Action item:
Would you write out all of the entries below, exactly as they stand?

(Page and application data records)
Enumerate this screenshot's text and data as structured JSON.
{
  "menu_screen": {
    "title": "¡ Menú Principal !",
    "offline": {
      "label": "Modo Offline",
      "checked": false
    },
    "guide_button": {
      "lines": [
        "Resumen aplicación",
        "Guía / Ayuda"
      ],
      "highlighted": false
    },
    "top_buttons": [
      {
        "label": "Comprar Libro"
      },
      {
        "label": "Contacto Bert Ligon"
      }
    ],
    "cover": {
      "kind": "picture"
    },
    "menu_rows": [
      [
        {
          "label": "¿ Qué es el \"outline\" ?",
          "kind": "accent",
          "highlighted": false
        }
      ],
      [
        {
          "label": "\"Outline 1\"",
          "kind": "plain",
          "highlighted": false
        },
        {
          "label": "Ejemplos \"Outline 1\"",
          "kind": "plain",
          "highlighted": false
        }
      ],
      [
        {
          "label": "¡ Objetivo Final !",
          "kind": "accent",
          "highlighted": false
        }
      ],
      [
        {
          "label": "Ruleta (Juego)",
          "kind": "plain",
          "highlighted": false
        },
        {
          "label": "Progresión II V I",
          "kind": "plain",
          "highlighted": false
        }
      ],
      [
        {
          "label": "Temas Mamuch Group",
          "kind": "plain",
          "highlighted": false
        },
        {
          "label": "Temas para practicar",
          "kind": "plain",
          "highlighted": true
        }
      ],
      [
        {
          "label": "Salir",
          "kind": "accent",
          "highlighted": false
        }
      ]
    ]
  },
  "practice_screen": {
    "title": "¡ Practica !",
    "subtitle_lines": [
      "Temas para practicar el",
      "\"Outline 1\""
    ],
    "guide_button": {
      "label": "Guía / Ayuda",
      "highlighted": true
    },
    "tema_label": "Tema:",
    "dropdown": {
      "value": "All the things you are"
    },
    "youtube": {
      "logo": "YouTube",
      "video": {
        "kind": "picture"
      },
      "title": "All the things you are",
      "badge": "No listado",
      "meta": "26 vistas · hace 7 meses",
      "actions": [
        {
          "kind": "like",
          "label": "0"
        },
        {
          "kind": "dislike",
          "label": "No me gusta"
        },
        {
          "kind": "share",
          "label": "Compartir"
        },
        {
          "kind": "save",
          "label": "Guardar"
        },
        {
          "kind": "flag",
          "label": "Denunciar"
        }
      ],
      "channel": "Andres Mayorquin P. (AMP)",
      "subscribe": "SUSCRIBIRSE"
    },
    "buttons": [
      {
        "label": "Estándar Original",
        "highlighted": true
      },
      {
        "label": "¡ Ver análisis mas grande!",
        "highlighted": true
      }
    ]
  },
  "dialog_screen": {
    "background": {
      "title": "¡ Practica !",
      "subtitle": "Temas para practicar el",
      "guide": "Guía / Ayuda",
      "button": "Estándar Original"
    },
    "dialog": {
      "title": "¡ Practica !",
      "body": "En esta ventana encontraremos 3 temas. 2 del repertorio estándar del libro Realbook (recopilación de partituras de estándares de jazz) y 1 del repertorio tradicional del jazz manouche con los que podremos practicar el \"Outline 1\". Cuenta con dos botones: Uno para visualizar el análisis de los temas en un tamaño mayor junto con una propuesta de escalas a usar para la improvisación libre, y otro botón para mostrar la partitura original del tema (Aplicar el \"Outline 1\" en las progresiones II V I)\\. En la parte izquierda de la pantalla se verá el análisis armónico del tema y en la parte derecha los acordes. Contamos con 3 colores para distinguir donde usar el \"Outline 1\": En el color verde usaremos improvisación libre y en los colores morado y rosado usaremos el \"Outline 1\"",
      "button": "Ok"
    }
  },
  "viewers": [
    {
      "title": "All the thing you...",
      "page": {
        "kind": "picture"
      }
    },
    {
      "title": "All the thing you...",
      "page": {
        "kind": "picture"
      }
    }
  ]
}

Expected answer:
Enumerate this screenshot's text and data as structured JSON.
{
  "menu_screen": {
    "title": "¡ Menú Principal !",
    "offline": {
      "label": "Modo Offline",
      "checked": false
    },
    "guide_button": {
      "lines": [
        "Resumen aplicación",
        "Guía / Ayuda"
      ],
      "highlighted": false
    },
    "top_buttons": [
      {
        "label": "Comprar Libro"
      },
      {
        "label": "Contacto Bert Ligon"
      }
    ],
    "cover": {
      "kind": "picture"
    },
    "menu_rows": [
      [
        {
          "label": "¿ Qué es el \"outline\" ?",
          "kind": "accent",
          "highlighted": false
        }
      ],
      [
        {
          "label": "\"Outline 1\"",
          "kind": "plain",
          "highlighted": false
        },
        {
          "label": "Ejemplos \"Outline 1\"",
          "kind": "plain",
          "highlighted": false
        }
      ],
      [
        {
          "label": "¡ Objetivo Final !",
          "kind": "accent",
          "highlighted": false
        }
      ],
      [
        {
          "label": "Ruleta (Juego)",
          "kind": "plain",
          "highlighted": false
        },
        {
          "label": "Progresión II V I",
          "kind": "plain",
          "highlighted": false
        }
      ],
      [
        {
          "label": "Temas Mamuch Group",
          "kind": "plain",
          "highlighted": false
        },
        {
          "label": "Temas para practicar",
          "kind": "plain",
          "highlighted": true
        }
      ],
      [
        {
          "label": "Salir",
          "kind": "accent",
          "highlighted": false
        }
      ]
    ]
  },
  "practice_screen": {
    "title": "¡ Practica !",
    "subtitle_lines": [
      "Temas para practicar el",
      "\"Outline 1\""
    ],
    "guide_button": {
      "label": "Guía / Ayuda",
      "highlighted": true
    },
    "tema_label": "Tema:",
    "dropdown": {
      "value": "All the things you are"
    },
    "youtube": {
      "logo": "YouTube",
      "video": {
        "kind": "picture"
      },
      "title": "All the things you are",
      "badge": "No listado",
      "meta": "26 vistas · hace 7 meses",
      "actions": [
        {
          "kind": "like",
          "label": "0"
        },
        {
          "kind": "dislike",
          "label": "No me gusta"
        },
        {
          "kind": "share",
          "label": "Compartir"
        },
        {
          "kind": "save",
          "label": "Guardar"
        },
        {
          "kind": "flag",
          "label": "Denunciar"
        }
      ],
      "channel": "Andres Mayorquin P. (AMP)",
      "subscribe": "SUSCRIBIRSE"
    },
    "buttons": [
      {
        "label": "Estándar Original",
        "highlighted": true
      },
      {
        "label": "¡ Ver análisis mas grande!",
        "highlighted": true
      }
    ]
  },
  "dialog_screen": {
    "background": {
      "title": "¡ Practica !",
      "subtitle": "Temas para practicar el",
      "guide": "Guía / Ayuda",
      "button": "Estándar Original"
    },
    "dialog": {
      "title": "¡ Practica !",
      "body": "En esta ventana encontraremos 3 temas. 2 del repertorio estándar del libro Realbook (recopilación de partituras de estándares de jazz) y 1 del repertorio tradicional del jazz manouche con los que podremos practicar el \"Outline 1\". Cuenta con dos botones: Uno para visualizar el análisis de los temas en un tamaño mayor junto con una propuesta de escalas a usar para la improvisación libre, y otro botón para mostrar la partitura original del tema (Aplicar el \"Outline 1\" en las progresiones II V I)\\. En la parte izquierda de la pantalla se verá el análisis armónico del tema y en la parte derecha los acordes. Contamos con 3 colores para distinguir donde usar el \"Outline 1\": En el color verde usaremos improvisación libre y en los colores morado y rosado usaremos el \"Outline 1\"",
      "button": "Ok"
    }
  },
  "viewers": [
    {
      "title": "All the thing you...",
      "page": {
        "kind": "picture"
      }
    },
    {
      "title": "All the thing you...",
      "page": {
        "kind": "picture"
      }
    }
  ]
}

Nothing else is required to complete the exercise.